Find the lines below in which the string "label" occurs. Copy each one.

○ ○ ○ ○ ○ ○ ○

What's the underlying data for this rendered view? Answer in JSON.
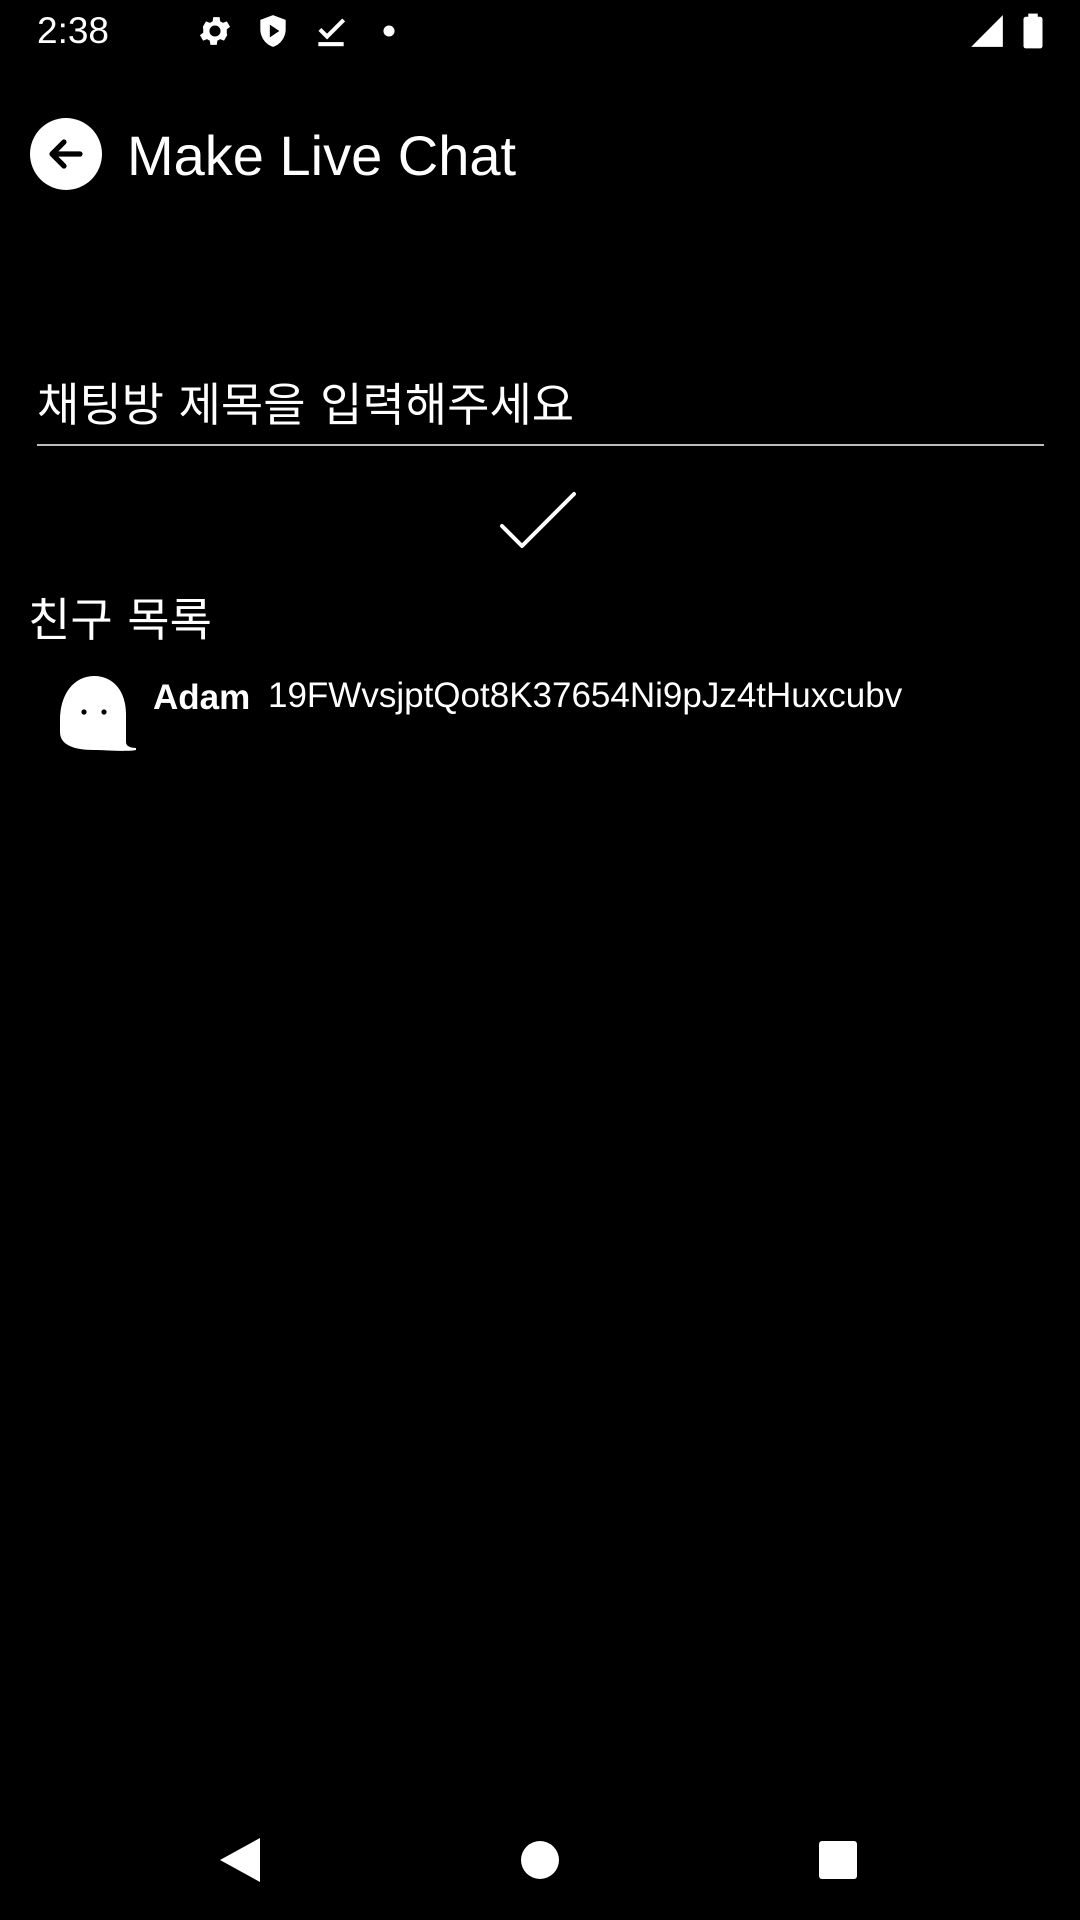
{
  "status_bar": {
    "time": "2:38",
    "icons": [
      "settings-icon",
      "shield-icon",
      "download-done-icon",
      "notification-dot-icon",
      "signal-icon",
      "battery-icon"
    ]
  },
  "app_bar": {
    "back_icon": "arrow-back-icon",
    "title": "Make Live Chat"
  },
  "chat_form": {
    "title_placeholder": "채팅방 제목을 입력해주세요",
    "title_value": "",
    "confirm_icon": "check-icon"
  },
  "friends": {
    "label": "친구 목록",
    "items": [
      {
        "avatar_icon": "ghost-avatar-icon",
        "name": "Adam",
        "id": "19FWvsjptQot8K37654Ni9pJz4tHuxcubv"
      }
    ]
  },
  "nav_bar": {
    "buttons": [
      "back-triangle-icon",
      "home-circle-icon",
      "recents-square-icon"
    ]
  },
  "colors": {
    "background": "#000000",
    "foreground": "#ffffff",
    "divider": "#bdbdbd"
  }
}
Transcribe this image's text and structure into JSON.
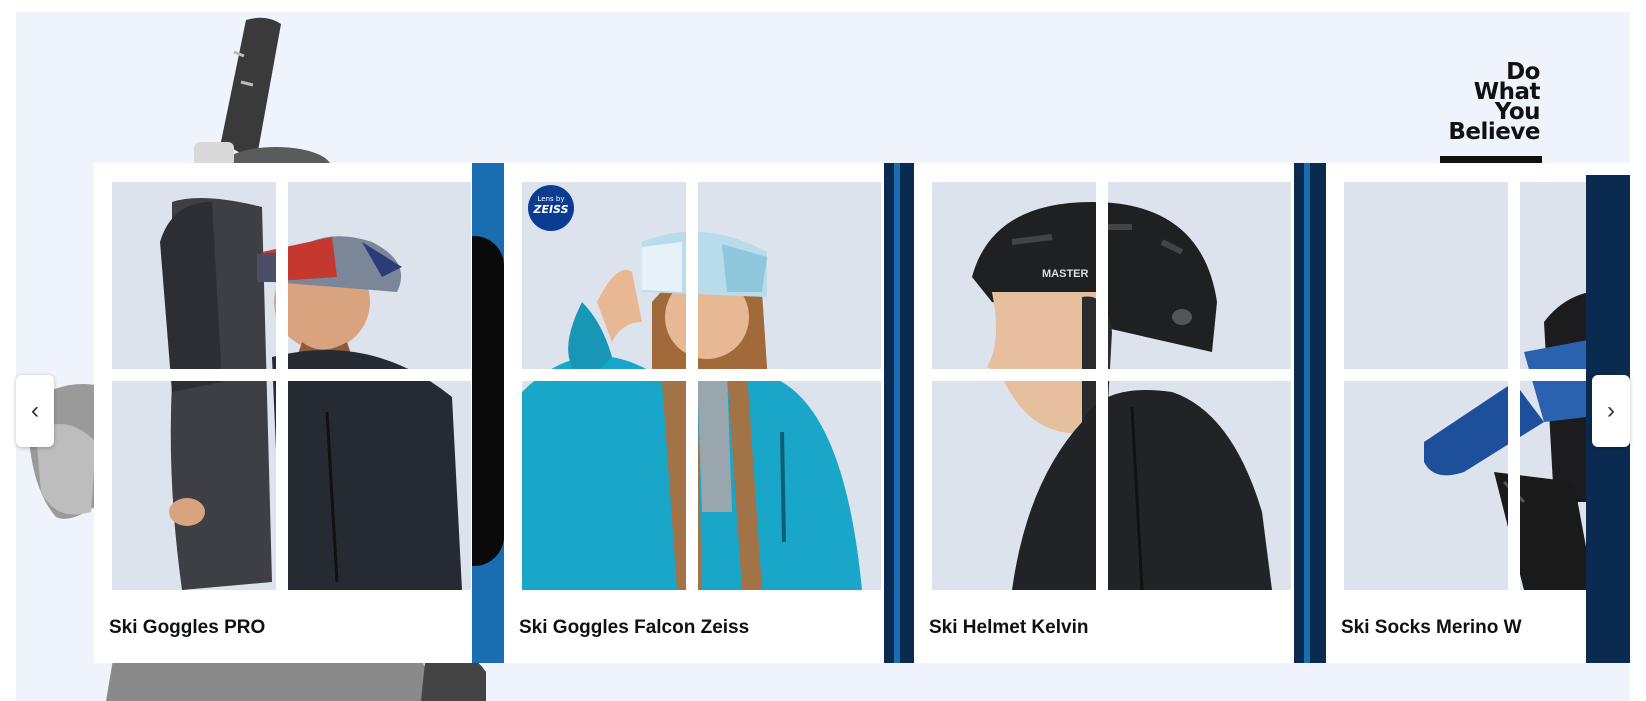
{
  "brand": {
    "lines": [
      "Do",
      "What",
      "You",
      "Believe"
    ]
  },
  "carousel": {
    "prev_icon": "chevron-left-icon",
    "next_icon": "chevron-right-icon",
    "prev_glyph": "‹",
    "next_glyph": "›",
    "cards": [
      {
        "label": "Ski Goggles PRO"
      },
      {
        "label": "Ski Goggles Falcon Zeiss",
        "badge": {
          "line1": "Lens by",
          "line2": "ZEISS"
        }
      },
      {
        "label": "Ski Helmet Kelvin",
        "helmet_text": "MASTER"
      },
      {
        "label": "Ski Socks Merino W"
      }
    ]
  },
  "colors": {
    "hero_bg": "#eff4fc",
    "tile_bg": "#dde3ec",
    "navy": "#0b2a4f",
    "blue_stripe": "#1b6db2",
    "zeiss_blue": "#0a3d91",
    "jacket_teal": "#1aa6c8"
  }
}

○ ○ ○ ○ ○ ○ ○

(Reply to the task):
    "label": "친구 목록",
        "label": "Ski Goggles PRO"
        "label": "Ski Goggles Falcon Zeiss",
        "label": "Ski Helmet Kelvin",
        "label": "Ski Socks Merino W"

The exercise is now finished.